Shaffir said Kobe should have died 23 years earlier, a crude reference to the NBA star's scandalous rape case in Colorado in 2003.

After the initial backlash, that included death threats, Shaffir claimed his Twitter account was hacked. When that excuse didn't work, he said he was only joking.

"Every time a beloved celerity dies I post some horrible shit about them. I've been doing it for years now,” he wrote. "I like destroying gods. And right when a famous person dies they're at their most worshipped. So as a response to all the outpouring of sympathy on social media, I post something vile. It's just a joke. I don't really hate any of the people."

He explained that he wasn't aware Kobe's daughter, Gianna, 13, was also on the helicopter when it crashed into a hillside in dense fog. Shaffir said he was just "looking to post some inappropriate jokes” to boost his follow count.

Explaining that he hated the Lakers because they would always "torch" his beloved Charlotte Hornets, Shaffir said he realized his post was inappropriate and he apologized.

"I'm not actually celebrating his death. I'm not actually celebrating any of their deaths. That's just an act."

 

Earl Gibson III/FilmMagic

Actor and beloved comedian John Witherspoon passed away suddenly at his Sherman Oaks, California home on Tuesday, Oct. 29. He was 77.

Witherspoon's family broke the sad news in a press statement to Deadline.com:

"It is with deepest sorrow that we can confirm our beloved husband and father, John Witherspoon, one of the hardest working men in show business, died today at his home in Sherman Oaks at the age of 77. He is survived by his wife Angela, and his sons JD, Alexander, and a large family. We are all in shock, please give us a minute for a moment in privacy and we will celebrate his life and his work together. John used to say 'I'm no big deal', but he was huge deal to us."

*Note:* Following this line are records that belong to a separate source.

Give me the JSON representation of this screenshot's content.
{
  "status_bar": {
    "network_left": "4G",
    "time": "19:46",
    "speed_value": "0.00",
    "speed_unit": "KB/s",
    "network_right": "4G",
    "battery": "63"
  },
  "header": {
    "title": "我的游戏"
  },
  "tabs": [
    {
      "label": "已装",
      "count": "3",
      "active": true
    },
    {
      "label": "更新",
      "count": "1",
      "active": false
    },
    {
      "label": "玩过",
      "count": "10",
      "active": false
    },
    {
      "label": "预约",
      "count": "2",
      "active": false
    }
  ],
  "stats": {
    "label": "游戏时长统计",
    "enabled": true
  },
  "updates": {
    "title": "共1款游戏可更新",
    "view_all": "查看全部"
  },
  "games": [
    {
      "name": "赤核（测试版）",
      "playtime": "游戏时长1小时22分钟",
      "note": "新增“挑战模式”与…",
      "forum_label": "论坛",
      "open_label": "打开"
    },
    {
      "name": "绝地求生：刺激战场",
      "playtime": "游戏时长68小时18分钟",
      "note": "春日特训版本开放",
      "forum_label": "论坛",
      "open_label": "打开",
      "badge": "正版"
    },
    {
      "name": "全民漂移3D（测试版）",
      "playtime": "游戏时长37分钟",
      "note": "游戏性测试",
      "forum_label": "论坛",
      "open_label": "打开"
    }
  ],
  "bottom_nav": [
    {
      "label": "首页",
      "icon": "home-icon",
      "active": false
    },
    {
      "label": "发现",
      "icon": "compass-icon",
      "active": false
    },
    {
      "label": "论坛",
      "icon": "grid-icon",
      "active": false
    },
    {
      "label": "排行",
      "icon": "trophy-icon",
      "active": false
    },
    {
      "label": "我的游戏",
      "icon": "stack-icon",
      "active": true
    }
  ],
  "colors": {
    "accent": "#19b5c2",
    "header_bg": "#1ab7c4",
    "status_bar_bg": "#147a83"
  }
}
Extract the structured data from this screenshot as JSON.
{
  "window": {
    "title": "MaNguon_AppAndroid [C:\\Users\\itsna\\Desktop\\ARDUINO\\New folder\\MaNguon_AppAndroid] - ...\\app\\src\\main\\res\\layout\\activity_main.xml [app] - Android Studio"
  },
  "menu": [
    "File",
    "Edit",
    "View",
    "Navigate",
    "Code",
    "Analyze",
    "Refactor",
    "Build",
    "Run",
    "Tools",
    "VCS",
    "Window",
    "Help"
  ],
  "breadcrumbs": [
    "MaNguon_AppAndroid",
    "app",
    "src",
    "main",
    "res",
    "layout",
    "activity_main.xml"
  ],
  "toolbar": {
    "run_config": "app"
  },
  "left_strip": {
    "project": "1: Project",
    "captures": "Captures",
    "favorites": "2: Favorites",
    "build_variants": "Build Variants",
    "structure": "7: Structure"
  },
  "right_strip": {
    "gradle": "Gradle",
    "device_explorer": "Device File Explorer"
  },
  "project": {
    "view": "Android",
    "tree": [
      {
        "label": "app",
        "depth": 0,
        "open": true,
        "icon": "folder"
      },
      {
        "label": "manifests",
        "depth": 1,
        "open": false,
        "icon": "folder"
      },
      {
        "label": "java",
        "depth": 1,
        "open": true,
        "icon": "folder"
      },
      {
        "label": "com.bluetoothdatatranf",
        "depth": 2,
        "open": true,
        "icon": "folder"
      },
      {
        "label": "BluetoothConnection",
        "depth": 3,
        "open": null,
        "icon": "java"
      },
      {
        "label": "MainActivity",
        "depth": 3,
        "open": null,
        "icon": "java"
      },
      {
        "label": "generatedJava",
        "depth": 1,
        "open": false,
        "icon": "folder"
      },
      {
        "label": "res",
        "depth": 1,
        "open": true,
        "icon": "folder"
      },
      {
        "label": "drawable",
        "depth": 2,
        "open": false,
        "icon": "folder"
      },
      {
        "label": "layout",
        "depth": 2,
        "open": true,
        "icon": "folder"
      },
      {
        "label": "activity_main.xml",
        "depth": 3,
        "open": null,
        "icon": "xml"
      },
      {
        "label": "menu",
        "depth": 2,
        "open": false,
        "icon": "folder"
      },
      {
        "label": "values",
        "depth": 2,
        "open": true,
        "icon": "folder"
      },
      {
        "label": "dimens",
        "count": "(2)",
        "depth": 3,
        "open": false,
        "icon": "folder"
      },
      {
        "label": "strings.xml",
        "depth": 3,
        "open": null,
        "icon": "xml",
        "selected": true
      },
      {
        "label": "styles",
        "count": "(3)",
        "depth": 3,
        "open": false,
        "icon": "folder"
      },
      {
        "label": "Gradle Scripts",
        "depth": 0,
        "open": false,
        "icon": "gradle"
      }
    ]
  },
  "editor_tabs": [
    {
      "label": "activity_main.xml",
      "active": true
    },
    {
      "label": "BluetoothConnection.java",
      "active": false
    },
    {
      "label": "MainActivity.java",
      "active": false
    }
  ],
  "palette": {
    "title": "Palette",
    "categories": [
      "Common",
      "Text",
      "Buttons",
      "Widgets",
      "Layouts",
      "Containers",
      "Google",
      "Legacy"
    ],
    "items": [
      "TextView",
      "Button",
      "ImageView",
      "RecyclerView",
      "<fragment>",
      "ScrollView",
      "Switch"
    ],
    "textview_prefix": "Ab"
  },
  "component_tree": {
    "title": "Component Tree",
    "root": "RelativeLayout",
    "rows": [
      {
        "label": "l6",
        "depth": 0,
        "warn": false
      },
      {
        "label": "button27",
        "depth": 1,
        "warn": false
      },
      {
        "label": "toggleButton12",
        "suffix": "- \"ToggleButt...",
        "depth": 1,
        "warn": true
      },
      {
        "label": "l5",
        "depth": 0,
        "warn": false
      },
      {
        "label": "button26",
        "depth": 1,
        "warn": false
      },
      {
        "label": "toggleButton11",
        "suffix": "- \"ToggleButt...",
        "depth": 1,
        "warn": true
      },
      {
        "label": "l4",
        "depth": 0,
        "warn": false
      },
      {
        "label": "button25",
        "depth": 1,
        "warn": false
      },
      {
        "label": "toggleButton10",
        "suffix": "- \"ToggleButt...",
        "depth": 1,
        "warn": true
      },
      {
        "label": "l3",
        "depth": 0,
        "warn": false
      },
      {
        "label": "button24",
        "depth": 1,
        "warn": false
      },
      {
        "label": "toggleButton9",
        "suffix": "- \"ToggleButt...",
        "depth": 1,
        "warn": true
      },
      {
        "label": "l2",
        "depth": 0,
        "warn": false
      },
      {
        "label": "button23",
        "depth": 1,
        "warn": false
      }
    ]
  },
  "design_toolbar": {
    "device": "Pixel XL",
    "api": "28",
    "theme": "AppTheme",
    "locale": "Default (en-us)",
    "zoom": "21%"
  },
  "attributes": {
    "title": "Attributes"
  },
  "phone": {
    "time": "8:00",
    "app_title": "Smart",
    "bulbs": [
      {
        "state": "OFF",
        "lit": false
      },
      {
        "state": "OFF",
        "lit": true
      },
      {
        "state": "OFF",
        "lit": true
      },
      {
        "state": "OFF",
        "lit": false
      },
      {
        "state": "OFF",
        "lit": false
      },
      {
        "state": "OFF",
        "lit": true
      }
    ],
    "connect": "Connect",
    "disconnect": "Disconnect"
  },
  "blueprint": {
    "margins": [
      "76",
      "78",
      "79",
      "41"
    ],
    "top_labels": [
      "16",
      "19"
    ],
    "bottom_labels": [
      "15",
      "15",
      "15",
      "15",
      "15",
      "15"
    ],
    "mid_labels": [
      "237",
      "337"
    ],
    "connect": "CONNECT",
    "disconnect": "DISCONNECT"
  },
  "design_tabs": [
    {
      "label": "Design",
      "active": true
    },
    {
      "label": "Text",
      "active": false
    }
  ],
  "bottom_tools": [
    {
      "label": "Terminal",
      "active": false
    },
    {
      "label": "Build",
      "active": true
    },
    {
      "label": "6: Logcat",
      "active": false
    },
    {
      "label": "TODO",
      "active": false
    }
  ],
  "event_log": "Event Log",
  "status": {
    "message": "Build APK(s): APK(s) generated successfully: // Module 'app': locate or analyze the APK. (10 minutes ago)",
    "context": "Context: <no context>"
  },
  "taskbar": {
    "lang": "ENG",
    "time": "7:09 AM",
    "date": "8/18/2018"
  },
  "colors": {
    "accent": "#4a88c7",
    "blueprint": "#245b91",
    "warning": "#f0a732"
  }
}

The family did not reveal Witherspoon's cause of death.

The star of the hit comedy movie franchise Friday launched his standup comedy routines in the 1970s. He began his acting career in The Jazz Singer in 1980. His movie roles included memorable parts in Hollywood Shuffle, Boomerang, Vampire in Brooklyn, The Ladies Man and Fakin' Da Funk.

Witherspoon's son, John David Witherspoon, shared an emotional tribute to his dad on Twitter:

"So… my Dad died today & honestly I'm not sure how to feel. I'm sad, but I'm also happy 4 all the great times we had together. We'd roast each other like homes more than Father & Son, and I really liked that. He was my best friend & idol. Love U Dad… I'll miss u."

The comedian's colleagues and fans also paid tribute to him on social media.